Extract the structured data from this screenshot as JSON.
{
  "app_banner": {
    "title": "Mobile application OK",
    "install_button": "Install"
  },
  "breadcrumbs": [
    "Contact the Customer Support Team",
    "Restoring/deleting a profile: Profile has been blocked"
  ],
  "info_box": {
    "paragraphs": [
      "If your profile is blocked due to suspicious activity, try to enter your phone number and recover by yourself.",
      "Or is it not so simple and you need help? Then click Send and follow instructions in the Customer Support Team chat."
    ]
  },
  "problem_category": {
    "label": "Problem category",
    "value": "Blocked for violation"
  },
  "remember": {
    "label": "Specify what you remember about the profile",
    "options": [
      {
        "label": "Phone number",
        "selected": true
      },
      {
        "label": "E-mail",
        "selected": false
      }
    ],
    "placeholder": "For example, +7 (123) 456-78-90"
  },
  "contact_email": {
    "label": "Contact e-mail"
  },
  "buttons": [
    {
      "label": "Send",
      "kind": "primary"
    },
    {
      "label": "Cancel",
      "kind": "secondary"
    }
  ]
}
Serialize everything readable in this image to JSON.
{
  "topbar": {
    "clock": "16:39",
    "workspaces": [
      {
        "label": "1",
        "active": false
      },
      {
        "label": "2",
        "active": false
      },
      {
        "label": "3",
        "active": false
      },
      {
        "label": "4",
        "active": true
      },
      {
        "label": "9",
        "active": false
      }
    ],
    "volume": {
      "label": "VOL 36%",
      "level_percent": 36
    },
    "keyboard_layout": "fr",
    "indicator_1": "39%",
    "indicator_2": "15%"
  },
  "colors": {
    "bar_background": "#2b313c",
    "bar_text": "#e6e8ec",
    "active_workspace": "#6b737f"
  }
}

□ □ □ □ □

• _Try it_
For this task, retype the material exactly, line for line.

• _Result_
Extract the structured data from this screenshot as JSON.
{
  "app_banner": {
    "title": "Mobile application OK",
    "install_button": "Install"
  },
  "breadcrumbs": [
    "Contact the Customer Support Team",
    "Restoring/deleting a profile: Profile has been blocked"
  ],
  "info_box": {
    "paragraphs": [
      "If your profile is blocked due to suspicious activity, try to enter your phone number and recover by yourself.",
      "Or is it not so simple and you need help? Then click Send and follow instructions in the Customer Support Team chat."
    ]
  },
  "problem_category": {
    "label": "Problem category",
    "value": "Blocked for violation"
  },
  "remember": {
    "label": "Specify what you remember about the profile",
    "options": [
      {
        "label": "Phone number",
        "selected": true
      },
      {
        "label": "E-mail",
        "selected": false
      }
    ],
    "placeholder": "For example, +7 (123) 456-78-90"
  },
  "contact_email": {
    "label": "Contact e-mail"
  },
  "buttons": [
    {
      "label": "Send",
      "kind": "primary"
    },
    {
      "label": "Cancel",
      "kind": "secondary"
    }
  ]
}
Serialize everything readable in this image to JSON.
{
  "topbar": {
    "clock": "16:39",
    "workspaces": [
      {
        "label": "1",
        "active": false
      },
      {
        "label": "2",
        "active": false
      },
      {
        "label": "3",
        "active": false
      },
      {
        "label": "4",
        "active": true
      },
      {
        "label": "9",
        "active": false
      }
    ],
    "volume": {
      "label": "VOL 36%",
      "level_percent": 36
    },
    "keyboard_layout": "fr",
    "indicator_1": "39%",
    "indicator_2": "15%"
  },
  "colors": {
    "bar_background": "#2b313c",
    "bar_text": "#e6e8ec",
    "active_workspace": "#6b737f"
  }
}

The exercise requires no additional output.